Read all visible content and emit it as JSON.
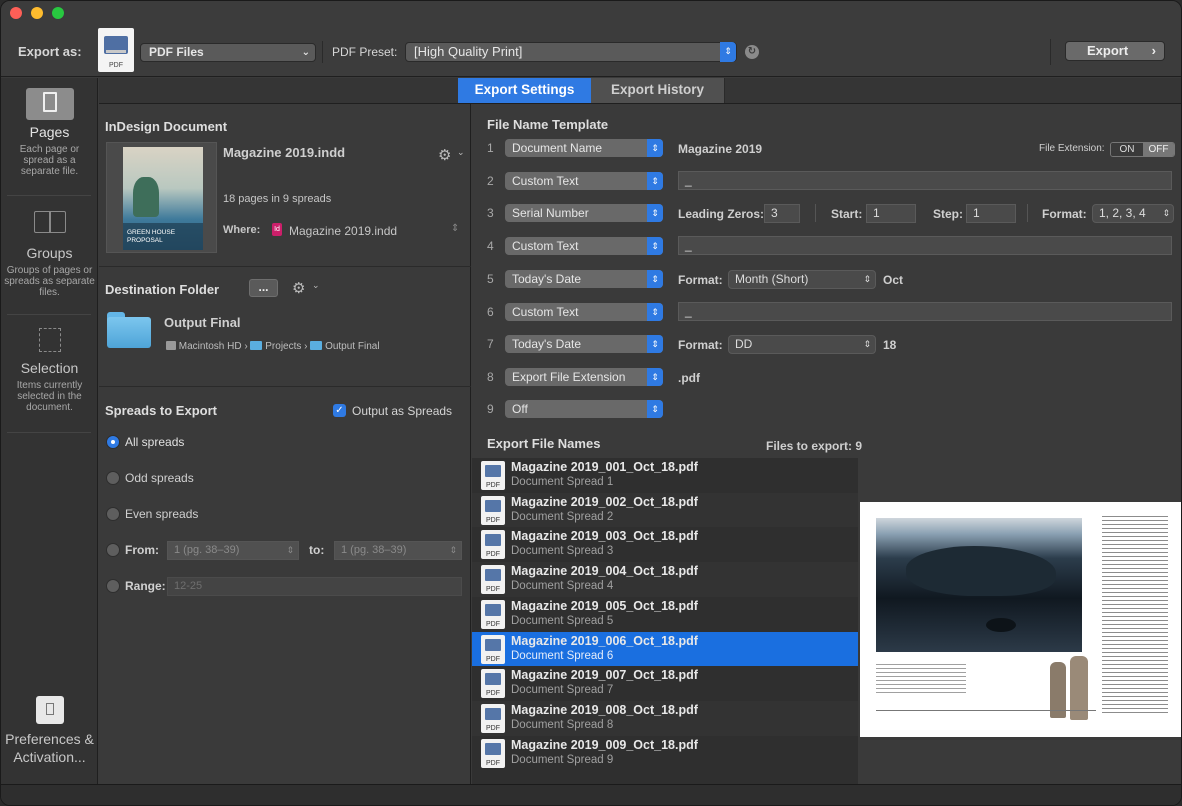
{
  "toolbar": {
    "export_as_label": "Export as:",
    "format_value": "PDF Files",
    "pdf_icon_label": "PDF",
    "preset_label": "PDF Preset:",
    "preset_value": "[High Quality Print]",
    "export_button": "Export"
  },
  "tabs": [
    {
      "label": "Export Settings",
      "active": true
    },
    {
      "label": "Export History",
      "active": false
    }
  ],
  "sidebar": {
    "items": [
      {
        "title": "Pages",
        "desc": "Each page or spread as a separate file.",
        "active": true,
        "icon": "page-icon"
      },
      {
        "title": "Groups",
        "desc": "Groups of pages or spreads as separate files.",
        "active": false,
        "icon": "book-icon"
      },
      {
        "title": "Selection",
        "desc": "Items currently selected in the document.",
        "active": false,
        "icon": "selection-icon"
      }
    ],
    "prefs": "Preferences & Activation..."
  },
  "document": {
    "section_title": "InDesign Document",
    "filename": "Magazine 2019.indd",
    "pages_info": "18 pages in 9 spreads",
    "where_label": "Where:",
    "where_value": "Magazine 2019.indd",
    "thumb_text": "GREEN HOUSE PROPOSAL"
  },
  "destination": {
    "section_title": "Destination Folder",
    "browse_label": "...",
    "folder_name": "Output Final",
    "path": [
      "Macintosh HD",
      "Projects",
      "Output Final"
    ]
  },
  "spreads": {
    "section_title": "Spreads to Export",
    "output_as_spreads": "Output as Spreads",
    "all": "All spreads",
    "odd": "Odd spreads",
    "even": "Even spreads",
    "from_label": "From:",
    "from_value": "1 (pg. 38–39)",
    "to_label": "to:",
    "to_value": "1 (pg. 38–39)",
    "range_label": "Range:",
    "range_placeholder": "12-25"
  },
  "template": {
    "section_title": "File Name Template",
    "file_ext_label": "File Extension:",
    "on": "ON",
    "off": "OFF",
    "rows": [
      {
        "num": "1",
        "token": "Document Name",
        "value": "Magazine 2019"
      },
      {
        "num": "2",
        "token": "Custom Text",
        "value": "_"
      },
      {
        "num": "3",
        "token": "Serial Number",
        "leading_label": "Leading Zeros:",
        "leading": "3",
        "start_label": "Start:",
        "start": "1",
        "step_label": "Step:",
        "step": "1",
        "format_label": "Format:",
        "format": "1, 2, 3, 4"
      },
      {
        "num": "4",
        "token": "Custom Text",
        "value": "_"
      },
      {
        "num": "5",
        "token": "Today's Date",
        "format_label": "Format:",
        "format": "Month (Short)",
        "result": "Oct"
      },
      {
        "num": "6",
        "token": "Custom Text",
        "value": "_"
      },
      {
        "num": "7",
        "token": "Today's Date",
        "format_label": "Format:",
        "format": "DD",
        "result": "18"
      },
      {
        "num": "8",
        "token": "Export File Extension",
        "value": ".pdf"
      },
      {
        "num": "9",
        "token": "Off"
      }
    ]
  },
  "export_names": {
    "section_title": "Export File Names",
    "count": "Files to export: 9",
    "files": [
      {
        "name": "Magazine 2019_001_Oct_18.pdf",
        "sub": "Document Spread 1"
      },
      {
        "name": "Magazine 2019_002_Oct_18.pdf",
        "sub": "Document Spread 2"
      },
      {
        "name": "Magazine 2019_003_Oct_18.pdf",
        "sub": "Document Spread 3"
      },
      {
        "name": "Magazine 2019_004_Oct_18.pdf",
        "sub": "Document Spread 4"
      },
      {
        "name": "Magazine 2019_005_Oct_18.pdf",
        "sub": "Document Spread 5"
      },
      {
        "name": "Magazine 2019_006_Oct_18.pdf",
        "sub": "Document Spread 6",
        "selected": true
      },
      {
        "name": "Magazine 2019_007_Oct_18.pdf",
        "sub": "Document Spread 7"
      },
      {
        "name": "Magazine 2019_008_Oct_18.pdf",
        "sub": "Document Spread 8"
      },
      {
        "name": "Magazine 2019_009_Oct_18.pdf",
        "sub": "Document Spread 9"
      }
    ]
  },
  "colors": {
    "accent": "#2f7ae3",
    "selection": "#1a6fe0",
    "background": "#3a3a3a"
  }
}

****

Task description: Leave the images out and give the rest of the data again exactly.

Exercise response:
Read all visible content and emit it as JSON.
{
  "toolbar": {
    "export_as_label": "Export as:",
    "format_value": "PDF Files",
    "pdf_icon_label": "PDF",
    "preset_label": "PDF Preset:",
    "preset_value": "[High Quality Print]",
    "export_button": "Export"
  },
  "tabs": [
    {
      "label": "Export Settings",
      "active": true
    },
    {
      "label": "Export History",
      "active": false
    }
  ],
  "sidebar": {
    "items": [
      {
        "title": "Pages",
        "desc": "Each page or spread as a separate file.",
        "active": true,
        "icon": "page-icon"
      },
      {
        "title": "Groups",
        "desc": "Groups of pages or spreads as separate files.",
        "active": false,
        "icon": "book-icon"
      },
      {
        "title": "Selection",
        "desc": "Items currently selected in the document.",
        "active": false,
        "icon": "selection-icon"
      }
    ],
    "prefs": "Preferences & Activation..."
  },
  "document": {
    "section_title": "InDesign Document",
    "filename": "Magazine 2019.indd",
    "pages_info": "18 pages in 9 spreads",
    "where_label": "Where:",
    "where_value": "Magazine 2019.indd",
    "thumb_text": "GREEN HOUSE PROPOSAL"
  },
  "destination": {
    "section_title": "Destination Folder",
    "browse_label": "...",
    "folder_name": "Output Final",
    "path": [
      "Macintosh HD",
      "Projects",
      "Output Final"
    ]
  },
  "spreads": {
    "section_title": "Spreads to Export",
    "output_as_spreads": "Output as Spreads",
    "all": "All spreads",
    "odd": "Odd spreads",
    "even": "Even spreads",
    "from_label": "From:",
    "from_value": "1 (pg. 38–39)",
    "to_label": "to:",
    "to_value": "1 (pg. 38–39)",
    "range_label": "Range:",
    "range_placeholder": "12-25"
  },
  "template": {
    "section_title": "File Name Template",
    "file_ext_label": "File Extension:",
    "on": "ON",
    "off": "OFF",
    "rows": [
      {
        "num": "1",
        "token": "Document Name",
        "value": "Magazine 2019"
      },
      {
        "num": "2",
        "token": "Custom Text",
        "value": "_"
      },
      {
        "num": "3",
        "token": "Serial Number",
        "leading_label": "Leading Zeros:",
        "leading": "3",
        "start_label": "Start:",
        "start": "1",
        "step_label": "Step:",
        "step": "1",
        "format_label": "Format:",
        "format": "1, 2, 3, 4"
      },
      {
        "num": "4",
        "token": "Custom Text",
        "value": "_"
      },
      {
        "num": "5",
        "token": "Today's Date",
        "format_label": "Format:",
        "format": "Month (Short)",
        "result": "Oct"
      },
      {
        "num": "6",
        "token": "Custom Text",
        "value": "_"
      },
      {
        "num": "7",
        "token": "Today's Date",
        "format_label": "Format:",
        "format": "DD",
        "result": "18"
      },
      {
        "num": "8",
        "token": "Export File Extension",
        "value": ".pdf"
      },
      {
        "num": "9",
        "token": "Off"
      }
    ]
  },
  "export_names": {
    "section_title": "Export File Names",
    "count": "Files to export: 9",
    "files": [
      {
        "name": "Magazine 2019_001_Oct_18.pdf",
        "sub": "Document Spread 1"
      },
      {
        "name": "Magazine 2019_002_Oct_18.pdf",
        "sub": "Document Spread 2"
      },
      {
        "name": "Magazine 2019_003_Oct_18.pdf",
        "sub": "Document Spread 3"
      },
      {
        "name": "Magazine 2019_004_Oct_18.pdf",
        "sub": "Document Spread 4"
      },
      {
        "name": "Magazine 2019_005_Oct_18.pdf",
        "sub": "Document Spread 5"
      },
      {
        "name": "Magazine 2019_006_Oct_18.pdf",
        "sub": "Document Spread 6",
        "selected": true
      },
      {
        "name": "Magazine 2019_007_Oct_18.pdf",
        "sub": "Document Spread 7"
      },
      {
        "name": "Magazine 2019_008_Oct_18.pdf",
        "sub": "Document Spread 8"
      },
      {
        "name": "Magazine 2019_009_Oct_18.pdf",
        "sub": "Document Spread 9"
      }
    ]
  },
  "colors": {
    "accent": "#2f7ae3",
    "selection": "#1a6fe0",
    "background": "#3a3a3a"
  }
}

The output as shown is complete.